The Kilmainham Gaol Museum Autograph Book Collection
This site brings a small part of the Kilmainham Gaol Museum collection to the wider public online. In the coming years, further autograph books from the Gaol’s collection, will be added to cover the 1918-23 period. In total the Kilmainham Gaol Museum autograph book collection contains over 12,000 names of those who were incarcerated in the whole 1916-23 period.
This creation of website was managed for the Office of Public Works by Boston College Ireland, designed by Roomthree Design and with digitisation of the original Autograph books by Glenbeigh Records Management. The Project Management and Technical team were actively supported by the Kilmainham Gaol Museum Archive team and OPW Heritage Services.
The years from the first passage of the Irish Home Rule Bill in 1912 to the ending of the Civil War in 1923 transformed Ireland completely. While a myriad of forces would shape Ireland during these years including the effects of World War One, the competing ideologies of Unionism, Nationalism and Republicanism, it is perhaps the 1916 Rising, and in particular the British response to it, that did much to radicalise Irish public opinion.
The aim of these pages is to explore and explain the history of the period that led to the large scale imprisonment of Irish men and women in the 1916-18 period. In specifically focusing on the legal processes that were used to arrest and imprison the Irish there is an explainer as to how the judicial process worked in such a period of upheaval. As the autograph books displayed here cover a variety of different prisons and places of incarceration, there is a piece on the various sites, their history and how the Irish prisoners came to be in a particular location at any given time. Finally, there is a focus on the prisoners themselves that looks at who they were and what their days were like inside the walls of the various prisons.
It was very common in the early twentieth century for people to own an autograph book. They were cheaply and readily available, and in more stable times, the owner of the book would collect the autographs of family, friends or people they met at an array of social, sporting or cultural gatherings. During World War One autograph books were commonly used by soldiers to gather the signatures of their fellow men in their battalion or quite commonly, their fellow prisoners at a POW camp in Germany. In this broader context then, that Irish prisoners had access to autograph books and used them to collect the signatures of those who were imprisoned alongside them is not unusual.
Since the opening of Kilmainham Gaol to the public in 1966 former political prisoners or their descendants have gifted an array of material to the archives there. The autograph books on display on this site cover the period 1916-1918, and are a fraction of what the archives hold. In the coming years further selections of autograph books covering the years of the War of Independence and the Civil War will be released on this site.
The books are fascinating examples of material culture from the Irish Revolutionary period. At the basic level the books contain a prisoners name, date and place of incarceration. In this context the prisoners are creating their own records of who was held where, an informal register of Irish prisoners for themselves that flew in the face of their highly regimented lives in British prisons. The names in the book allow us to understand who was arrested and interned in the wake of the Easter Rising. Some of the names are well known and rose to national prominence after their release. Others are less well known, and their period of imprisonment after 1916 signalled the end of their political activism.
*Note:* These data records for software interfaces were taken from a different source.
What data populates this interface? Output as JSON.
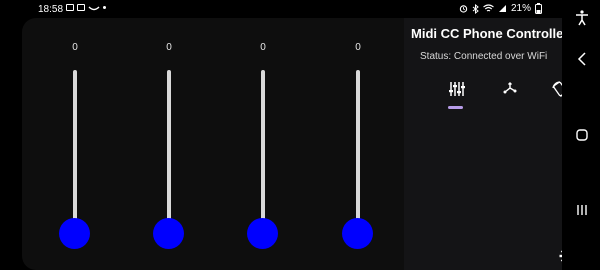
{
  "status_bar": {
    "time": "18:58",
    "battery_percent": "21%"
  },
  "sliders": [
    {
      "value": "0",
      "level": 0
    },
    {
      "value": "0",
      "level": 0
    },
    {
      "value": "0",
      "level": 0
    },
    {
      "value": "0",
      "level": 0
    }
  ],
  "panel": {
    "title": "Midi CC Phone Controller",
    "status": "Status: Connected over WiFi",
    "tabs": [
      {
        "icon": "sliders-icon",
        "selected": true
      },
      {
        "icon": "xy-pad-icon",
        "selected": false
      },
      {
        "icon": "gyro-icon",
        "selected": false
      }
    ],
    "accent_color": "#b79ce8"
  },
  "colors": {
    "thumb": "#0000ff",
    "track": "#d9d9d9",
    "background": "#0e0e0e"
  }
}
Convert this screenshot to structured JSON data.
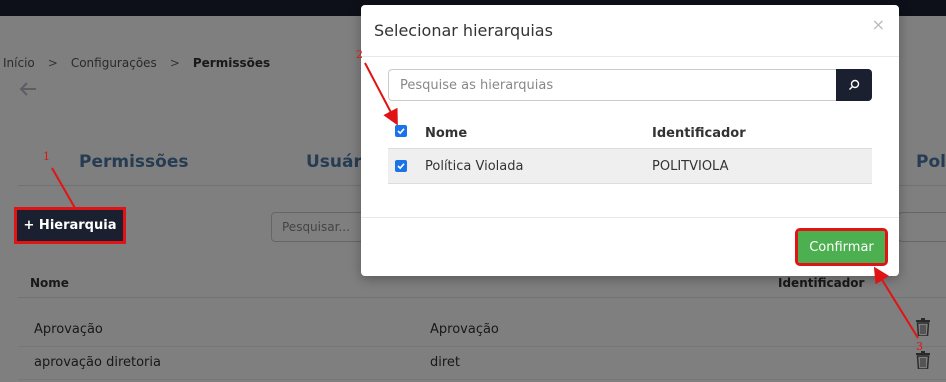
{
  "breadcrumb": {
    "items": [
      "Início",
      "Configurações",
      "Permissões"
    ],
    "separator": ">"
  },
  "tabs": [
    "Permissões",
    "Usuári",
    "Polí"
  ],
  "toolbar": {
    "add_hierarchy_label": "+ Hierarquia",
    "search_placeholder": "Pesquisar..."
  },
  "background_table": {
    "columns": [
      "Nome",
      "Identificador"
    ],
    "rows": [
      {
        "nome": "Aprovação",
        "identificador": "Aprovação"
      },
      {
        "nome": "aprovação diretoria",
        "identificador": "diret"
      }
    ]
  },
  "modal": {
    "title": "Selecionar hierarquias",
    "close": "×",
    "search_placeholder": "Pesquise as hierarquias",
    "columns": [
      "Nome",
      "Identificador"
    ],
    "rows": [
      {
        "nome": "Política Violada",
        "identificador": "POLITVIOLA",
        "checked": true
      }
    ],
    "select_all_checked": true,
    "confirm_label": "Confirmar"
  },
  "annotations": [
    "1",
    "2",
    "3"
  ],
  "colors": {
    "dark": "#1b2030",
    "accent_blue": "#4a78a6",
    "confirm_green": "#4caf50",
    "annotation_red": "#e01414",
    "checkbox_blue": "#1a73e8"
  }
}
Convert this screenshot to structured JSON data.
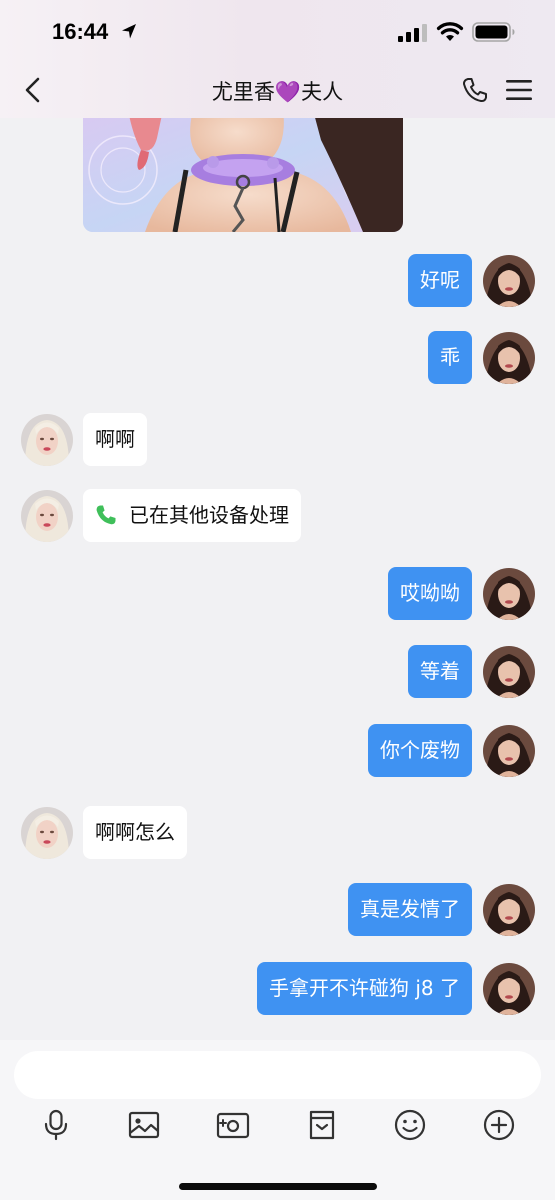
{
  "status_bar": {
    "time": "16:44"
  },
  "nav": {
    "title": "尤里香💜夫人"
  },
  "messages": [
    {
      "side": "out",
      "text": "好呢"
    },
    {
      "side": "out",
      "text": "乖"
    },
    {
      "side": "in",
      "text": "啊啊"
    },
    {
      "side": "in",
      "type": "call",
      "text": "已在其他设备处理"
    },
    {
      "side": "out",
      "text": "哎呦呦"
    },
    {
      "side": "out",
      "text": "等着"
    },
    {
      "side": "out",
      "text": "你个废物"
    },
    {
      "side": "in",
      "text": "啊啊怎么"
    },
    {
      "side": "out",
      "text": "真是发情了"
    },
    {
      "side": "out",
      "text": "手拿开不许碰狗 j8 了"
    }
  ],
  "input": {
    "value": ""
  },
  "toolbar": [
    "mic-icon",
    "image-icon",
    "camera-icon",
    "file-icon",
    "emoji-icon",
    "plus-icon"
  ],
  "colors": {
    "bubble_out": "#3f92f2",
    "bubble_in": "#ffffff",
    "background": "#f1f1f3",
    "call_icon": "#3fbf5a"
  }
}
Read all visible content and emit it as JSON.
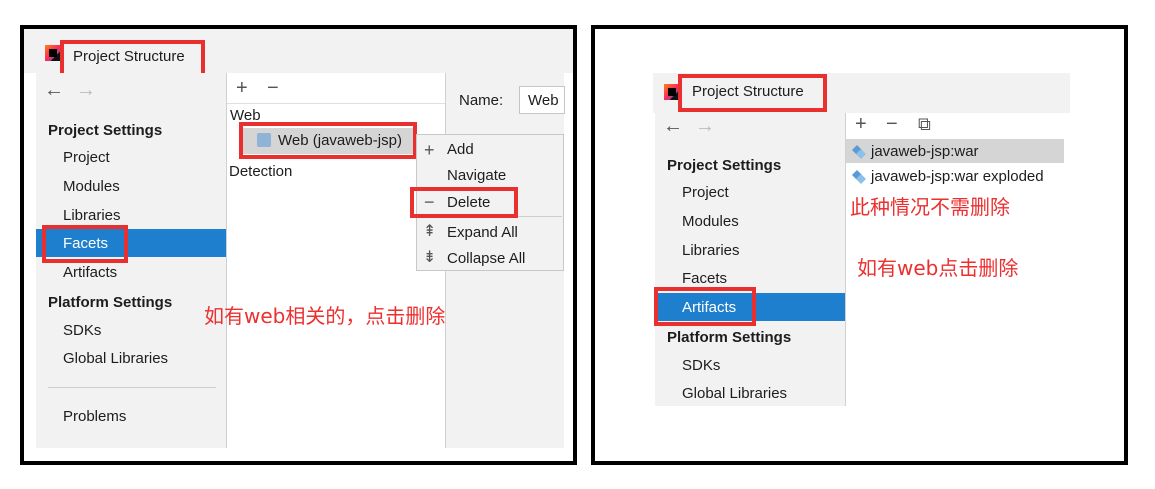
{
  "left": {
    "window_title": "Project Structure",
    "nav": {
      "back": "←",
      "forward": "→"
    },
    "sidebar": {
      "project_settings_header": "Project Settings",
      "items": [
        "Project",
        "Modules",
        "Libraries",
        "Facets",
        "Artifacts"
      ],
      "selected": "Facets",
      "platform_settings_header": "Platform Settings",
      "platform_items": [
        "SDKs",
        "Global Libraries"
      ],
      "problems": "Problems"
    },
    "middle": {
      "add": "+",
      "remove": "−",
      "group_label": "Web",
      "facet_item": "Web (javaweb-jsp)",
      "detection": "Detection"
    },
    "name_label": "Name:",
    "name_value": "Web",
    "context_menu": [
      {
        "icon": "+",
        "label": "Add"
      },
      {
        "icon": "",
        "label": "Navigate"
      },
      {
        "icon": "−",
        "label": "Delete"
      },
      {
        "icon": "⇞",
        "label": "Expand All"
      },
      {
        "icon": "⇟",
        "label": "Collapse All"
      }
    ],
    "annotation": "如有web相关的，点击删除"
  },
  "right": {
    "window_title": "Project Structure",
    "nav": {
      "back": "←",
      "forward": "→"
    },
    "toolbar": {
      "add": "+",
      "remove": "−",
      "copy": "⧉"
    },
    "sidebar": {
      "project_settings_header": "Project Settings",
      "items": [
        "Project",
        "Modules",
        "Libraries",
        "Facets",
        "Artifacts"
      ],
      "selected": "Artifacts",
      "platform_settings_header": "Platform Settings",
      "platform_items": [
        "SDKs",
        "Global Libraries"
      ]
    },
    "artifacts": [
      "javaweb-jsp:war",
      "javaweb-jsp:war exploded"
    ],
    "annotation_1": "此种情况不需删除",
    "annotation_2": "如有web点击删除"
  },
  "colors": {
    "selection": "#1f7fcf",
    "annotation": "#ec2f2f",
    "sidebar_bg": "#f2f2f2"
  }
}
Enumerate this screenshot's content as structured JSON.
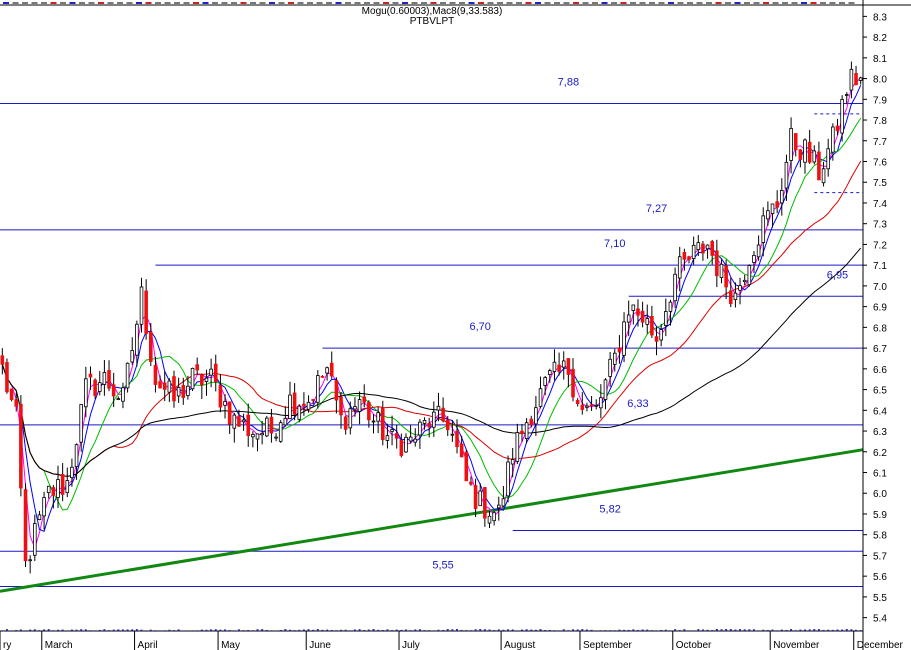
{
  "chart_data": {
    "type": "candlestick",
    "header_line": "Mogu(0.60003),Mac8(9,33.583)",
    "symbol": "PTBVLPT",
    "ylim": [
      5.35,
      8.35
    ],
    "y_ticks": [
      "8.3",
      "8.2",
      "8.1",
      "8.0",
      "7.9",
      "7.8",
      "7.7",
      "7.6",
      "7.5",
      "7.4",
      "7.3",
      "7.2",
      "7.1",
      "7.0",
      "6.9",
      "6.8",
      "6.7",
      "6.6",
      "6.5",
      "6.4",
      "6.3",
      "6.2",
      "6.1",
      "6.0",
      "5.9",
      "5.8",
      "5.7",
      "5.6",
      "5.5",
      "5.4"
    ],
    "month_labels": [
      {
        "label": "ry",
        "index": 0
      },
      {
        "label": "March",
        "index": 9
      },
      {
        "label": "April",
        "index": 29
      },
      {
        "label": "May",
        "index": 47
      },
      {
        "label": "June",
        "index": 66
      },
      {
        "label": "July",
        "index": 86
      },
      {
        "label": "August",
        "index": 108
      },
      {
        "label": "September",
        "index": 125
      },
      {
        "label": "October",
        "index": 145
      },
      {
        "label": "November",
        "index": 166
      },
      {
        "label": "December",
        "index": 184
      }
    ],
    "num_bars": 186,
    "anchors": [
      [
        0,
        6.6
      ],
      [
        3,
        6.35
      ],
      [
        5,
        5.65
      ],
      [
        7,
        5.8
      ],
      [
        10,
        6.0
      ],
      [
        14,
        6.05
      ],
      [
        18,
        6.5
      ],
      [
        22,
        6.55
      ],
      [
        26,
        6.45
      ],
      [
        30,
        6.95
      ],
      [
        33,
        6.55
      ],
      [
        37,
        6.45
      ],
      [
        41,
        6.55
      ],
      [
        45,
        6.55
      ],
      [
        50,
        6.35
      ],
      [
        54,
        6.3
      ],
      [
        58,
        6.3
      ],
      [
        62,
        6.45
      ],
      [
        66,
        6.45
      ],
      [
        70,
        6.6
      ],
      [
        73,
        6.35
      ],
      [
        77,
        6.45
      ],
      [
        80,
        6.35
      ],
      [
        84,
        6.25
      ],
      [
        88,
        6.25
      ],
      [
        92,
        6.35
      ],
      [
        96,
        6.35
      ],
      [
        100,
        6.05
      ],
      [
        103,
        5.95
      ],
      [
        107,
        5.9
      ],
      [
        110,
        6.2
      ],
      [
        114,
        6.4
      ],
      [
        118,
        6.55
      ],
      [
        122,
        6.6
      ],
      [
        125,
        6.4
      ],
      [
        128,
        6.4
      ],
      [
        132,
        6.65
      ],
      [
        135,
        6.9
      ],
      [
        138,
        6.85
      ],
      [
        141,
        6.75
      ],
      [
        145,
        7.05
      ],
      [
        149,
        7.15
      ],
      [
        152,
        7.2
      ],
      [
        155,
        7.05
      ],
      [
        158,
        6.95
      ],
      [
        161,
        7.15
      ],
      [
        164,
        7.3
      ],
      [
        167,
        7.4
      ],
      [
        170,
        7.7
      ],
      [
        173,
        7.65
      ],
      [
        176,
        7.55
      ],
      [
        179,
        7.7
      ],
      [
        182,
        7.95
      ],
      [
        183,
        8.0
      ],
      [
        184,
        8.0
      ]
    ],
    "moving_averages": [
      {
        "period": 3,
        "color": "#ff00ff"
      },
      {
        "period": 5,
        "color": "#0000ff"
      },
      {
        "period": 10,
        "color": "#00bb00"
      },
      {
        "period": 25,
        "color": "#dd0000"
      },
      {
        "period": 60,
        "color": "#000000"
      }
    ],
    "levels": [
      {
        "value": 7.88,
        "label": "7,88",
        "from_index": 0,
        "to_index": 186,
        "label_index": 122
      },
      {
        "value": 7.27,
        "label": "7,27",
        "from_index": 0,
        "to_index": 186,
        "label_index": 141
      },
      {
        "value": 7.1,
        "label": "7,10",
        "from_index": 33,
        "to_index": 186,
        "label_index": 132
      },
      {
        "value": 6.95,
        "label": "6,95",
        "from_index": 135,
        "to_index": 186,
        "label_index": 180
      },
      {
        "value": 6.7,
        "label": "6,70",
        "from_index": 69,
        "to_index": 186,
        "label_index": 103
      },
      {
        "value": 6.33,
        "label": "6,33",
        "from_index": 0,
        "to_index": 186,
        "label_index": 137
      },
      {
        "value": 5.82,
        "label": "5,82",
        "from_index": 110,
        "to_index": 186,
        "label_index": 131
      },
      {
        "value": 5.72,
        "label": "",
        "from_index": 0,
        "to_index": 186,
        "label_index": 0
      },
      {
        "value": 5.55,
        "label": "5,55",
        "from_index": 0,
        "to_index": 186,
        "label_index": 95
      }
    ],
    "dashed_levels": [
      {
        "value": 7.83,
        "from_index": 175,
        "to_index": 186
      },
      {
        "value": 7.45,
        "from_index": 175,
        "to_index": 186
      }
    ],
    "trendline": {
      "from": {
        "index": 3,
        "value": 5.54
      },
      "to": {
        "index": 186,
        "value": 6.21
      }
    },
    "colors": {
      "up": "#ffffff",
      "down": "#ee1111",
      "candle_outline": "#000000",
      "level_line": "#1a1ac8",
      "trendline": "#118811",
      "border": "#000000"
    }
  }
}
By linking the names with the Bureau of Military History Witness Statements and Pension files as this site has done it has been possible to take a name from the page of the autograph books and understand how and why these people came to be in prison. It is worth noting that the books had a life beyond prison, and some of the books, in particular “Frongoch 1916 & Dail Eireann 1919” and “Relatives of 1916 Leaders” feature autographs of people that were connected with the events of 1916 and the Irish Revolution, but were not prisoners themselves.
As prison is about serving time, the autograph books were also used to pass time and allowed prisoners to express themselves. There are a range of poems and political statements, illustrated pages using the aesthetics of the Cultural Revival that had done so much to bring the Rising into being, and there are drawings of the prisons and the people that inhabited them. In all the Kilmainham autograph books over a fascinating insight into the prisoners of the post-Rising months and will add another layer of material for relatives, researchers and those generally interested in 1916.
Looking for a Relative?
You may know that your relative was imprisoned during this period, but may not be able to find them on this site. Please remember that the autographs here only cover the 1916-18 period, and that your relative may have been imprisoned at a later time. Further autograph books from the collection relating to the later period will be released in the coming months and years, so do check back in. Also, these books were personal items and not a exhaustive roll call of every prisoner held at any given gaol.
The images on this website are under copyright and are the property of Kilmainham Gaol. If you wish to use any images from this website please contact the Kilmainham Gaol archives via email: firstname.lastname@example.org
The autograph books date from a century ago and some of the views expressed in the book belong to a different time. The views have to therefore be understood as historical and are do not represent the views or opinions of the OPW.